■ Your instructions ■
From the first line to the last, output the data exactly as it stands, minus its pictures.

■ Excerpts from an interface dataset ■
--- START ---

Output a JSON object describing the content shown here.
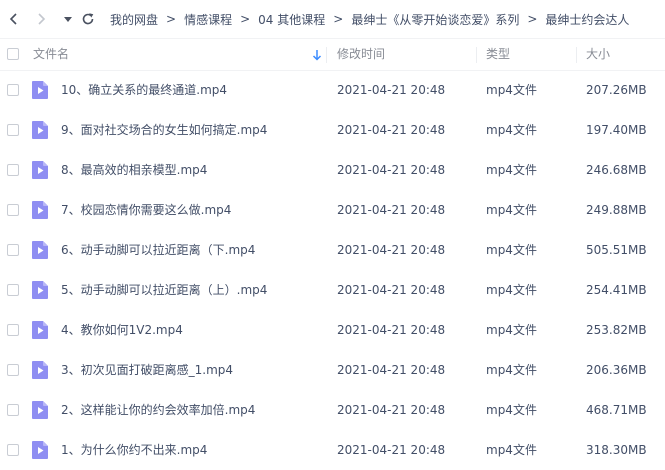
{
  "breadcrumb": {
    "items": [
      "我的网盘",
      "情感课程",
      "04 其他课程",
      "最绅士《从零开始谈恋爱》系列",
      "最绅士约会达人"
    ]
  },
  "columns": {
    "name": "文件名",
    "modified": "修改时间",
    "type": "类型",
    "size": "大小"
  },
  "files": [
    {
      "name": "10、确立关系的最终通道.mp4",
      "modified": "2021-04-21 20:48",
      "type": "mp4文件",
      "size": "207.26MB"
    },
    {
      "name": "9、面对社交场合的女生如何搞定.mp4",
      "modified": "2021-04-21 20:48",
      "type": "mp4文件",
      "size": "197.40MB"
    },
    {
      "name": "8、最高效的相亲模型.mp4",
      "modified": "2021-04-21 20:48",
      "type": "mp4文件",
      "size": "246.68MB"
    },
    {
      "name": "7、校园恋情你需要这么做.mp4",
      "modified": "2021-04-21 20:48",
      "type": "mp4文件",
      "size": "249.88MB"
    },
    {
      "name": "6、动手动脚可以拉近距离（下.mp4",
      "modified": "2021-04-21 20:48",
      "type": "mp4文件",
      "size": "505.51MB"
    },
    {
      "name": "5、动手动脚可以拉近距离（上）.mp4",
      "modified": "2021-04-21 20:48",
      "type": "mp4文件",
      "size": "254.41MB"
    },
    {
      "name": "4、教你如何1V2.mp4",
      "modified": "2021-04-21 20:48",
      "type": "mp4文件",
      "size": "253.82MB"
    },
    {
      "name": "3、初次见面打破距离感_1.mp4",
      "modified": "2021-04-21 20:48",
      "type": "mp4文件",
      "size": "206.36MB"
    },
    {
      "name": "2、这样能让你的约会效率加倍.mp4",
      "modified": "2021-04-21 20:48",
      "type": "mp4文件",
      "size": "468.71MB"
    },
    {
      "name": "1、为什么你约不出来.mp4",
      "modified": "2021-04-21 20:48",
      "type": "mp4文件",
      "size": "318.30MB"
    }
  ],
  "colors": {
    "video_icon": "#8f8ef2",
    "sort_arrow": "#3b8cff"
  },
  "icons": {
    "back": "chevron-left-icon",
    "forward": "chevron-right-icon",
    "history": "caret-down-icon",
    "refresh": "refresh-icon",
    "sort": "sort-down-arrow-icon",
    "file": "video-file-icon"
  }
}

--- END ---

■ Result of this exercise ■
Output a JSON object describing the content shown here.
{
  "breadcrumb": {
    "items": [
      "我的网盘",
      "情感课程",
      "04 其他课程",
      "最绅士《从零开始谈恋爱》系列",
      "最绅士约会达人"
    ]
  },
  "columns": {
    "name": "文件名",
    "modified": "修改时间",
    "type": "类型",
    "size": "大小"
  },
  "files": [
    {
      "name": "10、确立关系的最终通道.mp4",
      "modified": "2021-04-21 20:48",
      "type": "mp4文件",
      "size": "207.26MB"
    },
    {
      "name": "9、面对社交场合的女生如何搞定.mp4",
      "modified": "2021-04-21 20:48",
      "type": "mp4文件",
      "size": "197.40MB"
    },
    {
      "name": "8、最高效的相亲模型.mp4",
      "modified": "2021-04-21 20:48",
      "type": "mp4文件",
      "size": "246.68MB"
    },
    {
      "name": "7、校园恋情你需要这么做.mp4",
      "modified": "2021-04-21 20:48",
      "type": "mp4文件",
      "size": "249.88MB"
    },
    {
      "name": "6、动手动脚可以拉近距离（下.mp4",
      "modified": "2021-04-21 20:48",
      "type": "mp4文件",
      "size": "505.51MB"
    },
    {
      "name": "5、动手动脚可以拉近距离（上）.mp4",
      "modified": "2021-04-21 20:48",
      "type": "mp4文件",
      "size": "254.41MB"
    },
    {
      "name": "4、教你如何1V2.mp4",
      "modified": "2021-04-21 20:48",
      "type": "mp4文件",
      "size": "253.82MB"
    },
    {
      "name": "3、初次见面打破距离感_1.mp4",
      "modified": "2021-04-21 20:48",
      "type": "mp4文件",
      "size": "206.36MB"
    },
    {
      "name": "2、这样能让你的约会效率加倍.mp4",
      "modified": "2021-04-21 20:48",
      "type": "mp4文件",
      "size": "468.71MB"
    },
    {
      "name": "1、为什么你约不出来.mp4",
      "modified": "2021-04-21 20:48",
      "type": "mp4文件",
      "size": "318.30MB"
    }
  ],
  "colors": {
    "video_icon": "#8f8ef2",
    "sort_arrow": "#3b8cff"
  },
  "icons": {
    "back": "chevron-left-icon",
    "forward": "chevron-right-icon",
    "history": "caret-down-icon",
    "refresh": "refresh-icon",
    "sort": "sort-down-arrow-icon",
    "file": "video-file-icon"
  }
}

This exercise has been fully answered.